NFL public-relations flak Brian McCarthy put the word out 16 minutes before kickoff: “NFL teams will hold moments of silence today before the National Anthem to salute our veterans & active duty service members for their service & sacrifice.”
On Veterans Day weekend, this “salute” included team personnel wearing camouflage, players with army-green sideline gear emblazoned with American flags (available to purchase online courtesy of Nike), Armed Forces vets leading teams out of the tunnel, and network halftime specials staged at military bases.
Little of this was done out of the goodness of the NFL’s heart, and it wasn’t only because of the league’s commercial partnership with the Department of Defense. This held the overpowering stench of damage control.
The unprecedented player protests against racism, staged during the anthem, have led to an ugly backlash led by Donald Trump and his right-wing echo chamber. They have attempted to reframe these protests as somehow against the flag, the anthem, or the military. Even though this is a lie, and even though public sentiment has shifted toward the players, this was the NFL’s skittish response—and it was laid on so thick, one wouldn’t have been surprised to have seen the players take the field in Kevlar.

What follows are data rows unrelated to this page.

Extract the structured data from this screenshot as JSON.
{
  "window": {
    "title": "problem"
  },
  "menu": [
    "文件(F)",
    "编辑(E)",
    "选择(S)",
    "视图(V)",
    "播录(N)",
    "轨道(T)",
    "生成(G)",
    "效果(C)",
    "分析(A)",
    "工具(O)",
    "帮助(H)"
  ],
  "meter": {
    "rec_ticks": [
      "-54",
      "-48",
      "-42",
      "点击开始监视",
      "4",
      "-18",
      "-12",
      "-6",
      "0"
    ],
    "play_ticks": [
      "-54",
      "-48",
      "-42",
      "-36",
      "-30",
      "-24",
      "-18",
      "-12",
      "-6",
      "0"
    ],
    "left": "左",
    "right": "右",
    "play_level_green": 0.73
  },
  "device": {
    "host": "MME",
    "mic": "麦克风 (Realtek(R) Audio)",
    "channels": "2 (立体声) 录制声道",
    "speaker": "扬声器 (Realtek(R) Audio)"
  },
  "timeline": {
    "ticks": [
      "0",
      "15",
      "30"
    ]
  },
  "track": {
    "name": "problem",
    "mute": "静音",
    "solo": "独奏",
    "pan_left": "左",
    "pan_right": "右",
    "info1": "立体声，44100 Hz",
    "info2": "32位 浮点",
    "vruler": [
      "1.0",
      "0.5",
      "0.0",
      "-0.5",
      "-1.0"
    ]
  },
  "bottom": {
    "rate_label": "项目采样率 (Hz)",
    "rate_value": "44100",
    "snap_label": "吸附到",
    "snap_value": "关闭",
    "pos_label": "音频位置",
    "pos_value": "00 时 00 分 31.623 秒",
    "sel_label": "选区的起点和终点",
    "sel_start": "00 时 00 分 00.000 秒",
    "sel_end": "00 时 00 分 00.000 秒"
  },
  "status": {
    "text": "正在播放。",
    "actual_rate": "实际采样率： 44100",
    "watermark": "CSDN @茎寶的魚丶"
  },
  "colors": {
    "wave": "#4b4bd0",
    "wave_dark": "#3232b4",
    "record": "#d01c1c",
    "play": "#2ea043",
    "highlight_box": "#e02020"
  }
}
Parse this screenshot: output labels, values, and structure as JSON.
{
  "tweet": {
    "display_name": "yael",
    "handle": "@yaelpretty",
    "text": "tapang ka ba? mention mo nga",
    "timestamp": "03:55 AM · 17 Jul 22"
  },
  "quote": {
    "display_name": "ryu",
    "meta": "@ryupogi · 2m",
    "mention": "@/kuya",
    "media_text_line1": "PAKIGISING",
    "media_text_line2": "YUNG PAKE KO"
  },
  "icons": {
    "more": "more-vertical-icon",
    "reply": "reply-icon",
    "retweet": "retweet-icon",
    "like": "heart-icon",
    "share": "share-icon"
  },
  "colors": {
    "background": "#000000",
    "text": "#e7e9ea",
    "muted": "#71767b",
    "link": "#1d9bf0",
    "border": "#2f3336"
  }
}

It’s not just the NFL as a corporate entity that was on defense. Players fighting the slander that their protest aims are “anti-military” have gone out of their way to write, post, and speak about their own family members in the armed forces. Several of the most prominent athletes protesting racism were even featured in an NFL-produced “salute to service” ad. This is clearly a coordinated—and understandable—effort between the NFL and these players to head off this line of attack. One player said to me, “We’re not against the flag or the troops. But we have to make that clear as a form of protection. People will kill you in this country if they think that you’re against the flag.”
Yet the NFL and protesting players are giving ground to a frightening authoritarian idea, articulated on Twitter by ESPN journalist Howard Bryant: “Protesting police brutality has nothing to do with United States Armed Forces. You don’t need their blessing or permission to demonstrate. Ever.”
This defensive posture also implicitly puts the military in a sacred space, protected from even the thought of criticism. The mere idea of an athlete protesting the aims of the armed forces is now spoken about as if it is the third rail of political dissent—practically unimaginable in the current climate. But confronting militarism is part of the very tradition of athlete activists often cited by these NFL protesters and their defenders.